Problem to solve: Go through the entries below and collect each line with the string "Core" in it.

-- Source data follows --

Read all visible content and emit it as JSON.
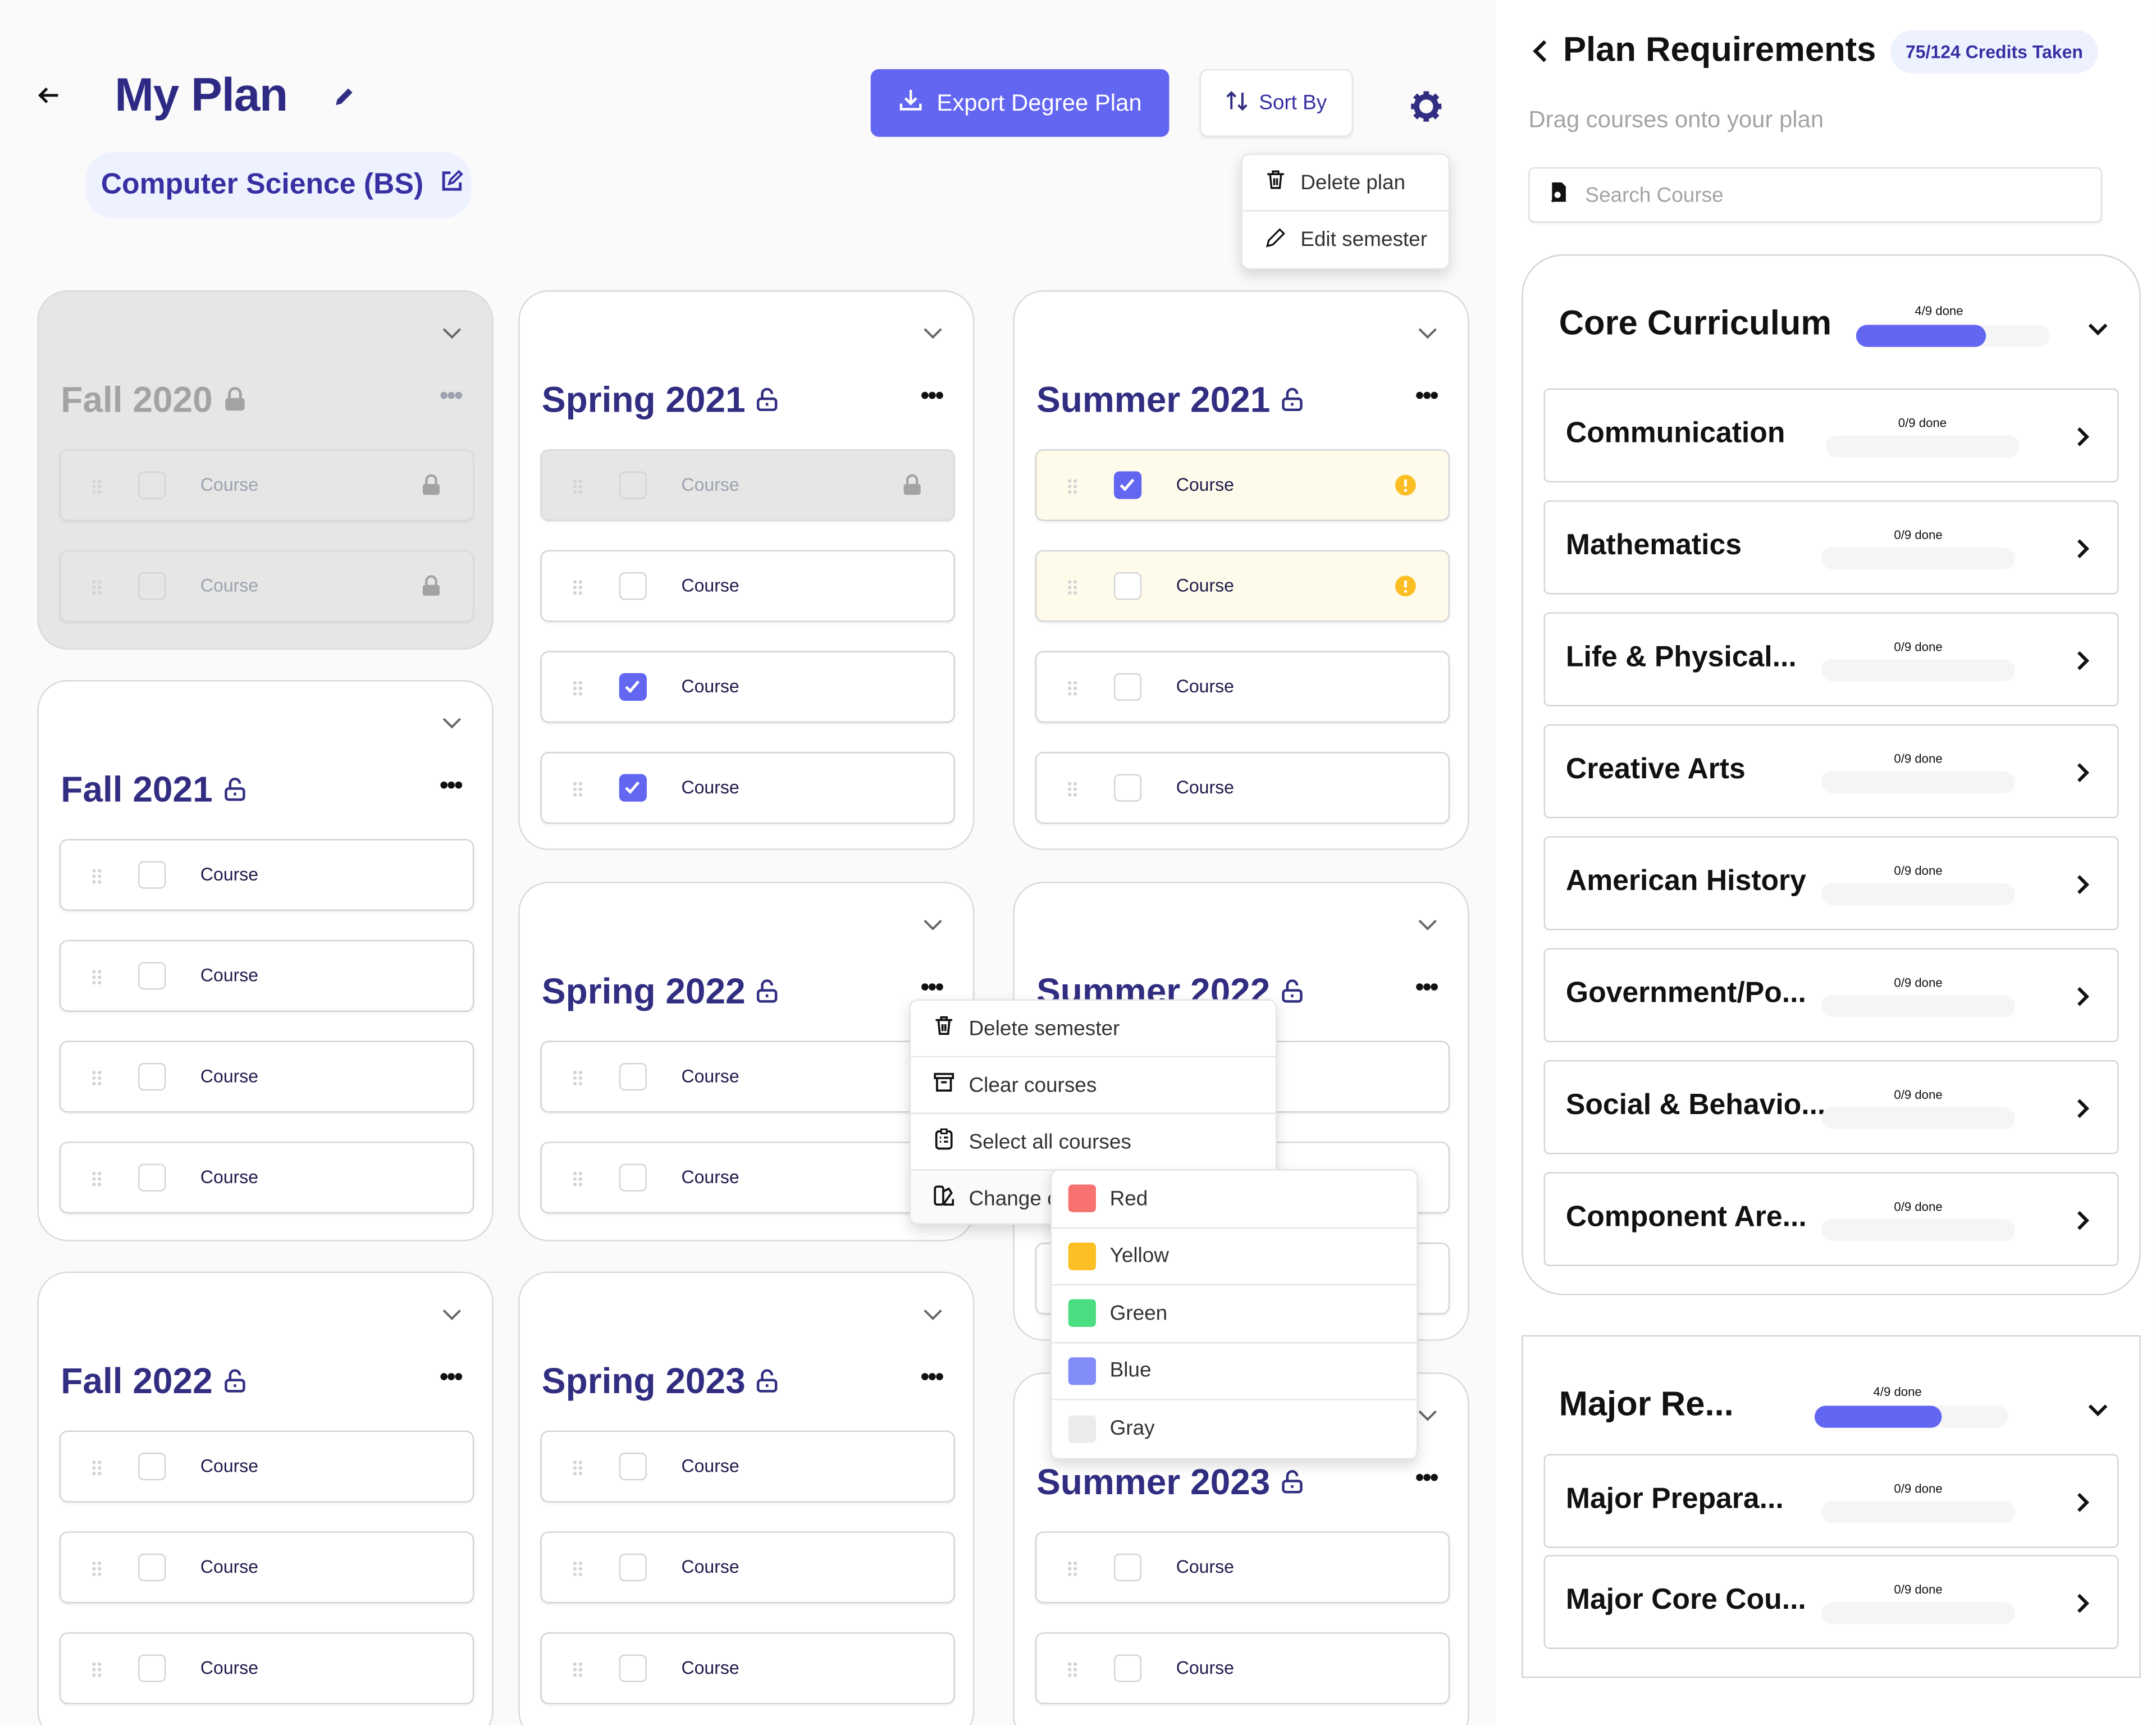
{
  "header": {
    "title": "My Plan",
    "program": "Computer Science (BS)",
    "export_label": "Export Degree Plan",
    "sort_label": "Sort By"
  },
  "plan_menu": {
    "items": [
      "Delete plan",
      "Edit semester"
    ]
  },
  "semesters": [
    {
      "name": "Fall 2020",
      "locked": true,
      "courses": [
        {
          "label": "Course",
          "checked": false,
          "locked": true
        },
        {
          "label": "Course",
          "checked": false,
          "locked": true
        }
      ]
    },
    {
      "name": "Spring 2021",
      "locked": false,
      "courses": [
        {
          "label": "Course",
          "checked": false,
          "locked": true
        },
        {
          "label": "Course",
          "checked": false
        },
        {
          "label": "Course",
          "checked": true
        },
        {
          "label": "Course",
          "checked": true
        }
      ]
    },
    {
      "name": "Summer 2021",
      "locked": false,
      "courses": [
        {
          "label": "Course",
          "checked": true,
          "highlight": "yellow",
          "warning": true
        },
        {
          "label": "Course",
          "checked": false,
          "highlight": "yellow",
          "warning": true
        },
        {
          "label": "Course",
          "checked": false
        },
        {
          "label": "Course",
          "checked": false
        }
      ]
    },
    {
      "name": "Fall 2021",
      "locked": false,
      "courses": [
        {
          "label": "Course",
          "checked": false
        },
        {
          "label": "Course",
          "checked": false
        },
        {
          "label": "Course",
          "checked": false
        },
        {
          "label": "Course",
          "checked": false
        }
      ]
    },
    {
      "name": "Spring 2022",
      "locked": false,
      "courses": [
        {
          "label": "Course",
          "checked": false
        },
        {
          "label": "Course",
          "checked": false
        }
      ]
    },
    {
      "name": "Summer 2022",
      "locked": false,
      "courses": [
        {
          "checked": false
        },
        {
          "checked": false
        },
        {
          "checked": false
        }
      ]
    },
    {
      "name": "Fall 2022",
      "locked": false,
      "courses": [
        {
          "label": "Course",
          "checked": false
        },
        {
          "label": "Course",
          "checked": false
        },
        {
          "label": "Course",
          "checked": false
        }
      ]
    },
    {
      "name": "Spring 2023",
      "locked": false,
      "courses": [
        {
          "label": "Course",
          "checked": false
        },
        {
          "label": "Course",
          "checked": false
        },
        {
          "label": "Course",
          "checked": false
        }
      ]
    },
    {
      "name": "Summer 2023",
      "locked": false,
      "courses": [
        {
          "label": "Course",
          "checked": false
        },
        {
          "label": "Course",
          "checked": false
        }
      ]
    }
  ],
  "semester_menu": {
    "items": [
      "Delete semester",
      "Clear courses",
      "Select all courses",
      "Change color"
    ],
    "colors": [
      {
        "label": "Red",
        "hex": "#f87171"
      },
      {
        "label": "Yellow",
        "hex": "#fbbf24"
      },
      {
        "label": "Green",
        "hex": "#4ade80"
      },
      {
        "label": "Blue",
        "hex": "#818cf8"
      },
      {
        "label": "Gray",
        "hex": "#ececec"
      }
    ]
  },
  "requirements": {
    "title": "Plan Requirements",
    "credits_badge": "75/124 Credits Taken",
    "subtitle": "Drag courses onto your plan",
    "search_placeholder": "Search Course",
    "groups": [
      {
        "name": "Core Curriculum",
        "progress_label": "4/9 done",
        "fill_percent": 67,
        "items": [
          {
            "name": "Communication",
            "progress_label": "0/9 done",
            "fill_percent": 0
          },
          {
            "name": "Mathematics",
            "progress_label": "0/9 done",
            "fill_percent": 0
          },
          {
            "name": "Life & Physical...",
            "progress_label": "0/9 done",
            "fill_percent": 0
          },
          {
            "name": "Creative Arts",
            "progress_label": "0/9 done",
            "fill_percent": 0
          },
          {
            "name": "American History",
            "progress_label": "0/9 done",
            "fill_percent": 0
          },
          {
            "name": "Government/Po...",
            "progress_label": "0/9 done",
            "fill_percent": 0
          },
          {
            "name": "Social & Behavio...",
            "progress_label": "0/9 done",
            "fill_percent": 0
          },
          {
            "name": "Component Are...",
            "progress_label": "0/9 done",
            "fill_percent": 0
          }
        ]
      },
      {
        "name": "Major  Re...",
        "progress_label": "4/9 done",
        "fill_percent": 66,
        "items": [
          {
            "name": "Major Prepara...",
            "progress_label": "0/9 done",
            "fill_percent": 0
          },
          {
            "name": "Major Core Cou...",
            "progress_label": "0/9 done",
            "fill_percent": 0
          }
        ]
      }
    ]
  },
  "colors": {
    "accent": "#6366f1",
    "title": "#312e81",
    "warning": "#fbbf24"
  }
}
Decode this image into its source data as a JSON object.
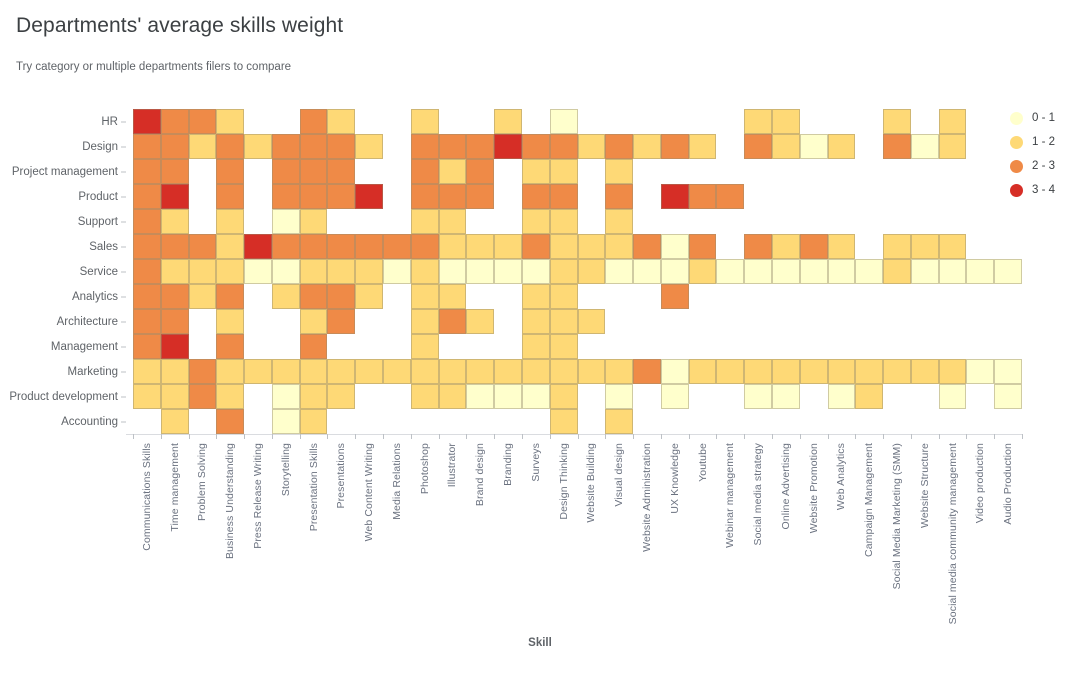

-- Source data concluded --

Expected answer:
        "name": "Core Curriculum",
            "name": "Major Core Cou...",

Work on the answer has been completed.